- Ng A, Woods J, Jahn T, Jones LW, Sullivan Ritter J. Effect of a novel omega-3 and omega-6 fatty acid supplement on dry eye disease: a 3-month randomized controlled trial. Optom Vis Sci. 2022;99(1):67-75. doi:10.1097/OPX.0000000000001826
- Moon J, Yoon CH, Choi SH, Kim MK. Can gut microbiota affect dry eye syndrome? Int J Mol Sci. 2020;21(22):8443. doi:10.3390/ijms21228443.
- Bazeer S, Jansonius N, Snieder H, Hammond C, Vehof J. The relationship between occupation and dry eye. Ocul Surf. 2019;17(3):484-490. doi:10.1016/j.jtos.2019.04.004
- Jaiswal S, Asper L, Long J, Lee A, Harrison K, Golebiowski B. Ocular and visual discomfort associated with smartphones, tablets and computers: what we do and do not know. Clin Exp Optom. 2019;102(5):463-477. doi:10.1111/cxo.12851
- Mehra D, Galor A. Digital screen use and dry eye: a review. Asia Pac J Ophthalmol (Phila). 2020;9(6):491-497. doi:10.1097/APO.0000000000000328
- Aragona P, Giannaccare G, Mencucci R, Rubino P, Cantera E, Rolando M. Modern approach to the treatment of dry eye, a complex multifactorial disease: a P.I.C.A.S.S.O. board review. British Journal of Ophthalmology. 2021;105:446-453. doi:10.1136/bjophthalmol-2019-315747
- Periman LM, Perez VL, Saban DR, Lin MC, Neri P. The immunological basis of dry eye disease and current topical treatment options. J Ocul Pharmacol Ther. 2020;36(3):137-146. doi:10.1089/jop.2019.0060.
- Wolkoff P. Indoor air humidity, air quality, and health – an overview. Int J Hyg Environ Health. 2018;221(3):376-390. doi:10.1016/j.ijheh.2018.01.015

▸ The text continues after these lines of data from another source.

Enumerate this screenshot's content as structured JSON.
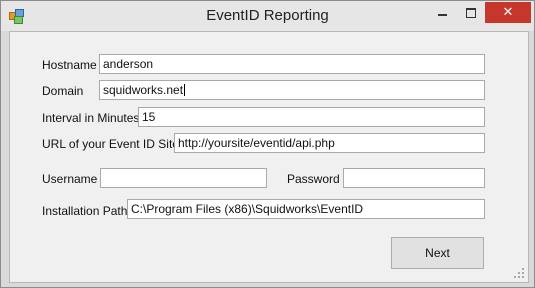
{
  "window": {
    "title": "EventID Reporting",
    "close_glyph": "✕"
  },
  "form": {
    "hostname_label": "Hostname",
    "hostname_value": "anderson",
    "domain_label": "Domain",
    "domain_value": "squidworks.net",
    "interval_label": "Interval in Minutes",
    "interval_value": "15",
    "url_label": "URL of your Event ID Site",
    "url_value": "http://yoursite/eventid/api.php",
    "username_label": "Username",
    "username_value": "",
    "password_label": "Password",
    "password_value": "",
    "install_path_label": "Installation Path",
    "install_path_value": "C:\\Program Files (x86)\\Squidworks\\EventID"
  },
  "buttons": {
    "next_label": "Next"
  },
  "colors": {
    "close_button": "#c7362b",
    "window_frame": "#d9d9d9",
    "client_background": "#f0f0f0"
  }
}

- Berg EJ, Ying GS, Maguire MG, et al. Climatic and environmental correlates of dry eye disease severity: a report from the dry eye assessment and management (DREAM) study. Transl Vis Sci Technol. 2020;9(5):25. doi:10.1167/tvst.9.5.25

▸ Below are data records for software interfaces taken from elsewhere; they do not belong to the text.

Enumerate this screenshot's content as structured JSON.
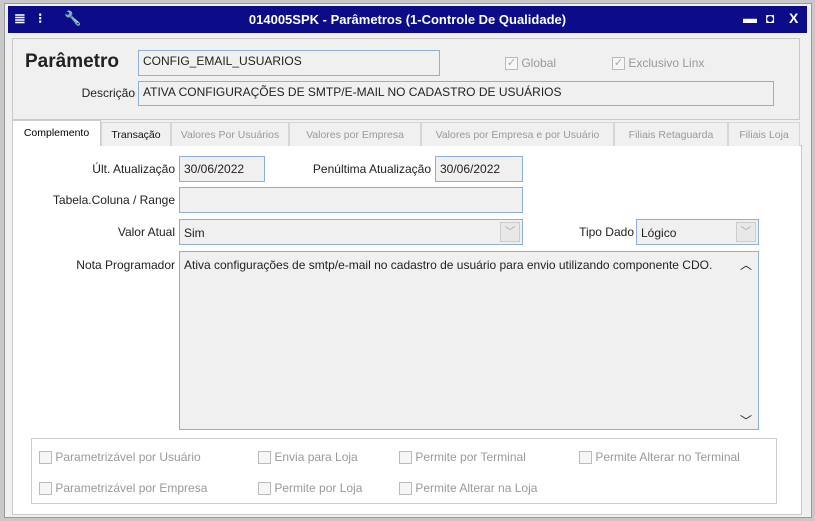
{
  "window": {
    "title": "014005SPK - Parâmetros (1-Controle De Qualidade)",
    "icons": [
      "menu-icon",
      "traffic-light-icon",
      "wrench-icon"
    ],
    "controls": {
      "minimize": "▬",
      "maximize": "◘",
      "close": "X"
    }
  },
  "header": {
    "parametro_label": "Parâmetro",
    "parametro_value": "CONFIG_EMAIL_USUARIOS",
    "global_label": "Global",
    "global_checked": true,
    "exclusivo_label": "Exclusivo Linx",
    "exclusivo_checked": true,
    "descricao_label": "Descrição",
    "descricao_value": "ATIVA CONFIGURAÇÕES DE SMTP/E-MAIL NO CADASTRO DE USUÁRIOS"
  },
  "tabs": [
    {
      "label": "Complemento",
      "active": true
    },
    {
      "label": "Transação"
    },
    {
      "label": "Valores Por Usuários"
    },
    {
      "label": "Valores por Empresa"
    },
    {
      "label": "Valores por Empresa e por Usuário"
    },
    {
      "label": "Filiais Retaguarda"
    },
    {
      "label": "Filiais Loja"
    }
  ],
  "form": {
    "ult_label": "Últ. Atualização",
    "ult_value": "30/06/2022",
    "penult_label": "Penúltima Atualização",
    "penult_value": "30/06/2022",
    "tabela_label": "Tabela.Coluna / Range",
    "tabela_value": "",
    "valor_label": "Valor Atual",
    "valor_value": "Sim",
    "tipo_label": "Tipo Dado",
    "tipo_value": "Lógico",
    "nota_label": "Nota Programador",
    "nota_value": "Ativa configurações de smtp/e-mail no cadastro de usuário para envio utilizando componente CDO."
  },
  "options": [
    "Parametrizável por Usuário",
    "Envia para Loja",
    "Permite por Terminal",
    "Permite Alterar no Terminal",
    "Parametrizável por Empresa",
    "Permite por Loja",
    "Permite Alterar na Loja"
  ],
  "colors": {
    "title_bar": "#0c0c88",
    "input_border": "#8fb0d0"
  }
}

- Yu X, Guo H, Liu X, et al. Dry eye and sleep quality: a large community-based study in Hangzhou. Sleep. 2019;42(11):zsz160. doi:10.1093/sleep/zsz160.
- Takahashi A, Negishi K, Ayaki M, Uchino M, Tsubota K. Nocturnal lagophthalmos and sleep quality in patients with dry eye disease. Life (Basel). 2020;10(7):105. doi:10.3390/life10070105.
- Wong J, Wanwen L, Ong LM, Tong L. Non-hormonal systemic medications and dry eye. The Ocular Surface. 2011;9(4):212-226. doi:10.1016/S1542-0124(11)70034-9
- Kojima T. Contact lens-associated dry eye disease: recent advances worldwide and in Japan. Invest Ophthalmol Vis Sci. 2018;59(14):DES102-DES108. doi:10.1167/iovs.17-23685
- Koh S. Contact lens wear and dry eye: beyond the known. Asia Pac J Ophthalmol (Phila). 2020;9(6):498-504. doi:10.1097/APO.0000000000000329.
- Bishop MJ, Sun CK, Coles-Brennan C, Gallois-Bernos A. Evaluation of daily disposable senofilcon A contact lenses in a symptomatic population. Cont Lens Anterior Eye. Published online January 31, 2022. doi:10.1016/j.clae.2022.101574
This article originally appeared on Optometry Advisor